The first floor will encompass the ministry’s meal program and house a nonviolent gathering space, “where people can experience community and safety,” she said. There will also be space for showers.

Other floors will focus on healthcare access, employment opportunities and even aquaponics, a joint venture with MSOE faculty and students where waste produced by farmed fish or other aquatic animals supplies nutrients for plants grown hydroponically, which in turn purify the water.

The top floor will feature a community forum that will provide a setting for dialogue between the homeless and those who have come to volunteer. That opportunity for fellowship and faith-sharing is a key feature of Brown’s approach to homeless service.

“There’s such a need for that right now, to break down barriers,” she said.

That approach initially drew the Radowskis to homeless advocacy, back when they first met Brown at Repairers of the Breach.

“For me, it was very profound to be in a situation where we got into a group with some homeless people and people who had been formerly homeless and just talk about things,” said Radowski. “I had not had a lot of exposure to homelessness at that point, and to just meet some people and get right down to realizing the humanness of them – they have the same dreams, the same hopes. They’re just like me.”

Architect Craig Coursin has estimated the first floor constructions costs will total around $400,000 before counting donated or volunteer work. Fundraising for that endeavor has already begun, and construction will commence once $100,000 has been raised, said Brown. She added that the group is confident they will be able to occupy the first floor by August or September.

But even before that, the needs of the area will have a chance to be served by the MBHS via their Doorway Ministry, which will launch in February or March. Bag lunches and clothing will be distributed from the Center Street doorway while interior construction progresses.

Brown called this next phase of MBHS’ ministry “larger than me and larger than ourselves.

“In bringing this building into its potential, we can address in a major way in the context of huge need the population of homeless and at-risk homeless in the greater Milwaukee area, especially in the 53206 zip code,” she said. “We can be a major fortification of the safety net in this city and can fill a crucial gap. We’ll have the capacity to do 24-hour (service) not just for a few people but for a larger number of people because of the size (of the building).”
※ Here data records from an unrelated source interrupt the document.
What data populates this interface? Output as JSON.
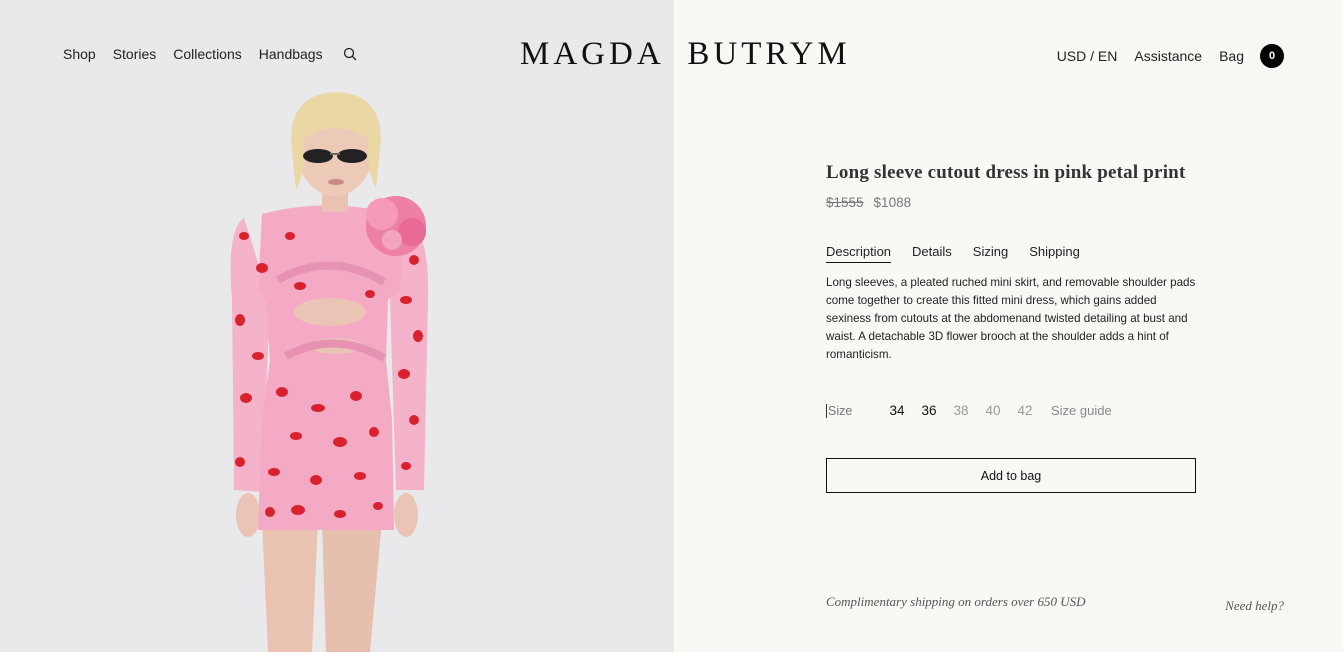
{
  "header": {
    "nav_left": [
      "Shop",
      "Stories",
      "Collections",
      "Handbags"
    ],
    "logo": "MAGDA  BUTRYM",
    "currency_language": "USD / EN",
    "assistance": "Assistance",
    "bag": "Bag",
    "bag_count": "0"
  },
  "product": {
    "title": "Long sleeve cutout dress in pink petal print",
    "price_old": "$1555",
    "price_new": "$1088",
    "tabs": [
      "Description",
      "Details",
      "Sizing",
      "Shipping"
    ],
    "active_tab": "Description",
    "description": "Long sleeves, a pleated ruched mini skirt, and removable shoulder pads come together to create this fitted mini dress, which gains added sexiness from cutouts at the abdomenand twisted detailing at bust and waist. A detachable 3D flower brooch at the shoulder adds a hint of romanticism.",
    "size_label": "Size",
    "sizes": [
      {
        "label": "34",
        "available": true
      },
      {
        "label": "36",
        "available": true
      },
      {
        "label": "38",
        "available": false
      },
      {
        "label": "40",
        "available": false
      },
      {
        "label": "42",
        "available": false
      }
    ],
    "size_guide": "Size guide",
    "add_to_bag": "Add to bag"
  },
  "footer": {
    "shipping_note": "Complimentary shipping on orders over 650 USD",
    "need_help": "Need help?"
  },
  "colors": {
    "image_bg": "#e9e8ea",
    "panel_bg": "#f9f8f5",
    "dress_pink": "#f2a9c4",
    "petal_red": "#d8232f"
  }
}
She and her colleagues are calling the building “our Christmas miracle.”

“It really is proof of that whole verse about ‘ask and it shall be given to you; seek and you shall find.’”